Have Black Lives Ever Mattered?
This is the provocative title of Mumia Abu-Jamal's latest book focusing on the history of state-sponsored violence against African-Americans and other minorities in the US.
The author has been in prison since 1981, after he was shot and beaten by cops in Philadelphia. He was accused of killing a policeman, a charge he continues to deny, and was sentenced to death. That he is still alive is thanks partly to an international solidarity campaign against his conviction and sentence.
In prison he has written many books, mainly on injustice and racism against black people in "the land of the free". This collection of essays is no different.
What does Abu-Jamal's latest book have to do with us down here on the southern tip of Africa, you may ask.
Well, a lot. Especially when you consider the past and present experiences of the majority of black folks in both countries. Granted, there are huge differences too. One major one being the fact that while African-Americans are a political minority in the US, black people constitute the vast majority in SA. That comes with real political power.
The question posed by the title of the book is as relevant in a free South Africa today as it is in the US that, not so long ago, had Barack Obama as its first black president.

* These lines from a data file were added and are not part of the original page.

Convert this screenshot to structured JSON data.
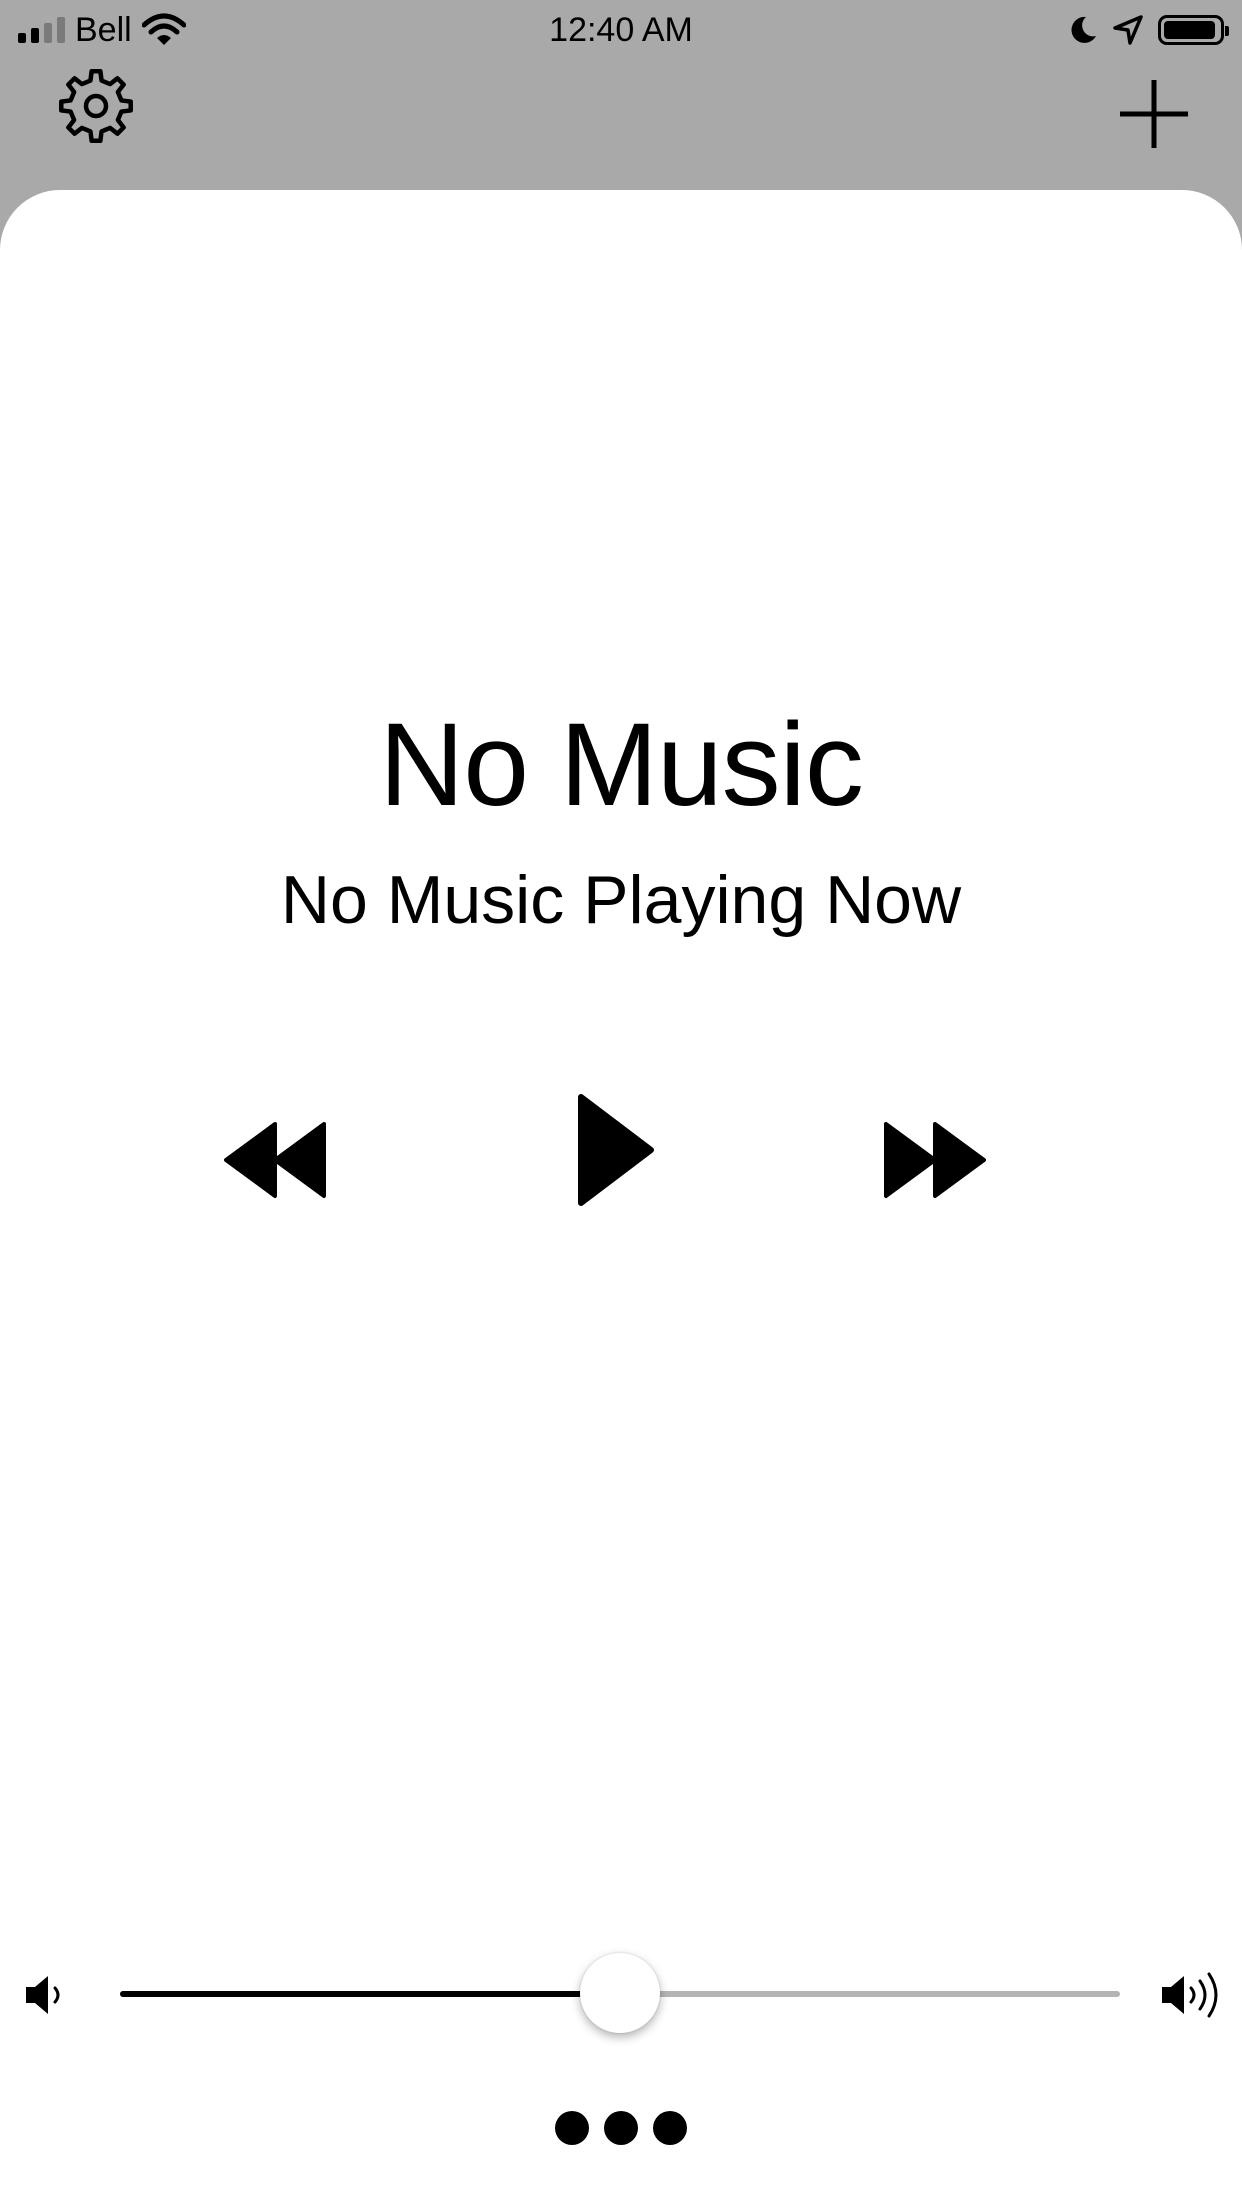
{
  "status_bar": {
    "carrier": "Bell",
    "time": "12:40 AM",
    "signal_bars_active": 2,
    "signal_bars_total": 4,
    "battery_level": 0.95,
    "icons": [
      "signal-icon",
      "wifi-icon",
      "moon-icon",
      "location-arrow-icon",
      "battery-icon"
    ]
  },
  "toolbar": {
    "settings_icon": "gear-icon",
    "add_icon": "plus-icon"
  },
  "now_playing": {
    "title": "No Music",
    "subtitle": "No Music Playing Now"
  },
  "controls": {
    "previous_icon": "rewind-icon",
    "play_icon": "play-icon",
    "next_icon": "fast-forward-icon"
  },
  "volume": {
    "level": 0.5,
    "min_icon": "speaker-low-icon",
    "max_icon": "speaker-high-icon"
  },
  "more_icon": "more-dots-icon",
  "colors": {
    "header_background": "#a9a9a9",
    "card_background": "#ffffff",
    "track_inactive": "#b4b4b4",
    "track_active": "#000000",
    "signal_inactive": "#7a7a7a"
  }
}
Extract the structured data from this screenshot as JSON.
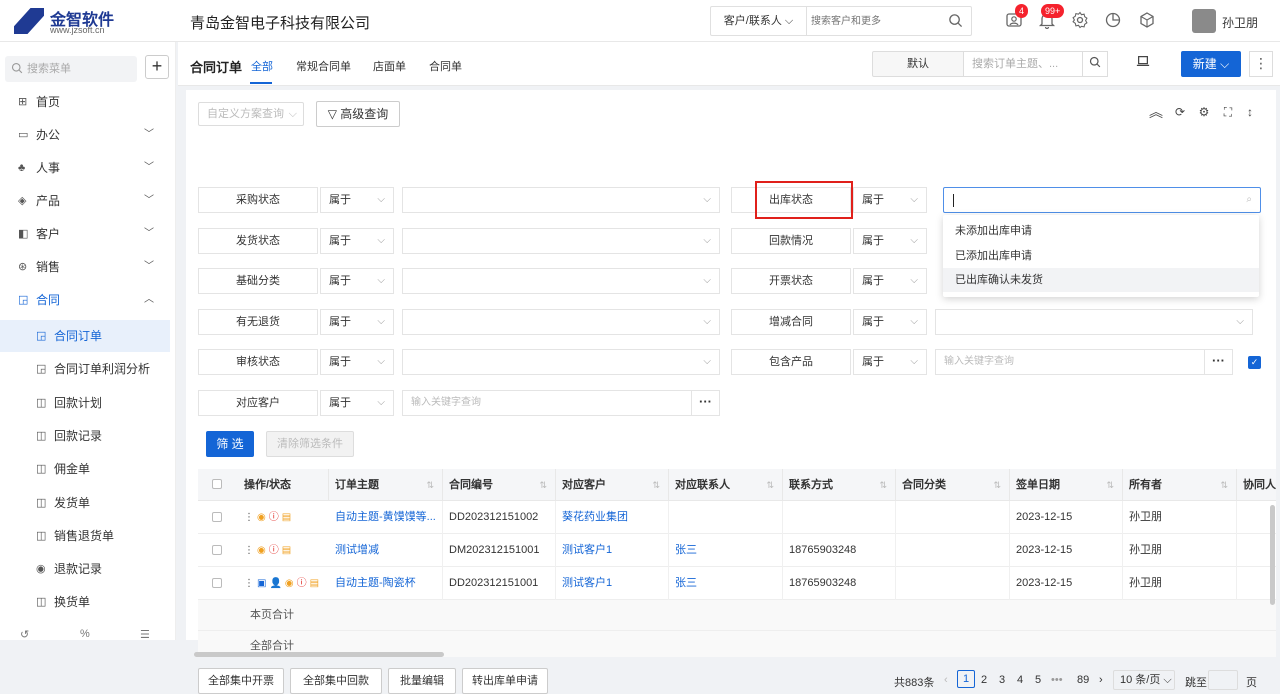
{
  "header": {
    "logo_name": "金智软件",
    "logo_url": "www.jzsoft.cn",
    "company": "青岛金智电子科技有限公司",
    "search_type": "客户/联系人",
    "search_placeholder": "搜索客户和更多",
    "badge_user": "4",
    "badge_msg": "99+",
    "username": "孙卫朋"
  },
  "sidebar": {
    "search_placeholder": "搜索菜单",
    "items": [
      {
        "label": "首页",
        "icon": "home-icon",
        "glyph": "⊞"
      },
      {
        "label": "办公",
        "icon": "office-icon",
        "glyph": "▭"
      },
      {
        "label": "人事",
        "icon": "people-icon",
        "glyph": "♣"
      },
      {
        "label": "产品",
        "icon": "product-icon",
        "glyph": "◈"
      },
      {
        "label": "客户",
        "icon": "customer-icon",
        "glyph": "◧"
      },
      {
        "label": "销售",
        "icon": "sales-icon",
        "glyph": "⊛"
      },
      {
        "label": "合同",
        "icon": "contract-icon",
        "glyph": "◲"
      }
    ],
    "sub_items": [
      {
        "label": "合同订单"
      },
      {
        "label": "合同订单利润分析"
      },
      {
        "label": "回款计划"
      },
      {
        "label": "回款记录"
      },
      {
        "label": "佣金单"
      },
      {
        "label": "发货单"
      },
      {
        "label": "销售退货单"
      },
      {
        "label": "退款记录"
      },
      {
        "label": "换货单"
      }
    ]
  },
  "toolbar": {
    "title": "合同订单",
    "tabs": [
      "全部",
      "常规合同单",
      "店面单",
      "合同单"
    ],
    "view_select": "默认",
    "search_placeholder": "搜索订单主题、...",
    "new_label": "新建"
  },
  "filters": {
    "scheme_placeholder": "自定义方案查询",
    "advanced_label": "高级查询",
    "op_label": "属于",
    "keyword_placeholder": "输入关键字查询",
    "left": [
      "采购状态",
      "发货状态",
      "基础分类",
      "有无退货",
      "审核状态",
      "对应客户"
    ],
    "right": [
      "出库状态",
      "回款情况",
      "开票状态",
      "增减合同",
      "包含产品"
    ],
    "dropdown_options": [
      "未添加出库申请",
      "已添加出库申请",
      "已出库确认未发货"
    ],
    "filter_label": "筛 选",
    "clear_label": "清除筛选条件"
  },
  "table": {
    "columns": [
      "操作/状态",
      "订单主题",
      "合同编号",
      "对应客户",
      "对应联系人",
      "联系方式",
      "合同分类",
      "签单日期",
      "所有者",
      "协同人"
    ],
    "rows": [
      {
        "subject": "自动主题-黄馍馍等...",
        "code": "DD202312151002",
        "customer": "葵花药业集团",
        "contact": "",
        "phone": "",
        "category": "",
        "date": "2023-12-15",
        "owner": "孙卫朋"
      },
      {
        "subject": "测试增减",
        "code": "DM202312151001",
        "customer": "测试客户1",
        "contact": "张三",
        "phone": "18765903248",
        "category": "",
        "date": "2023-12-15",
        "owner": "孙卫朋"
      },
      {
        "subject": "自动主题-陶瓷杯",
        "code": "DD202312151001",
        "customer": "测试客户1",
        "contact": "张三",
        "phone": "18765903248",
        "category": "",
        "date": "2023-12-15",
        "owner": "孙卫朋"
      }
    ],
    "page_total": "本页合计",
    "all_total": "全部合计"
  },
  "footer": {
    "buttons": [
      "全部集中开票",
      "全部集中回款",
      "批量编辑",
      "转出库单申请"
    ],
    "total": "共883条",
    "pages": [
      "1",
      "2",
      "3",
      "4",
      "5",
      "•••",
      "89"
    ],
    "page_size": "10 条/页",
    "jump_label": "跳至",
    "page_unit": "页"
  },
  "colors": {
    "accent": "#1465d6",
    "highlight_border": "#e0201b",
    "badge": "#f5222d"
  }
}
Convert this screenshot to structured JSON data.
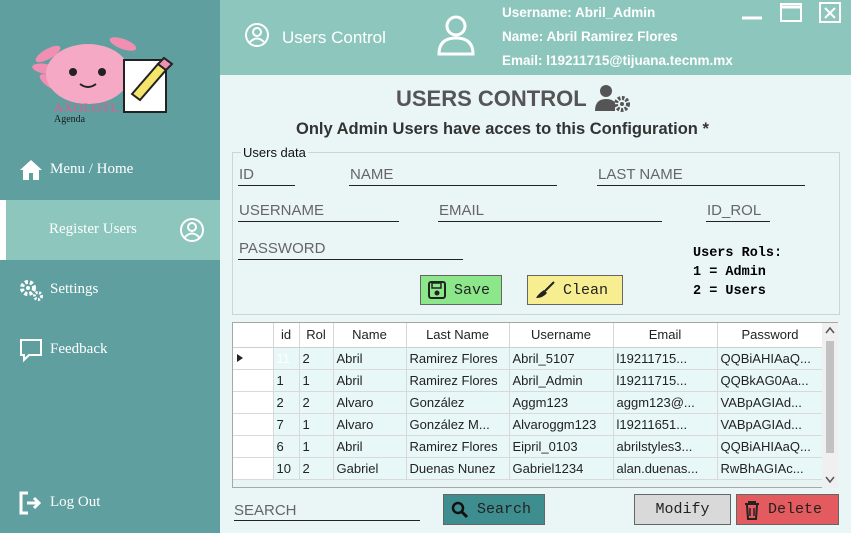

Yesterday marked the sixth anniversary of the Marikana massacre. A total of 34 striking Lonmin workers were shot dead by the police on August 16 2012. Close to 80 workers were injured.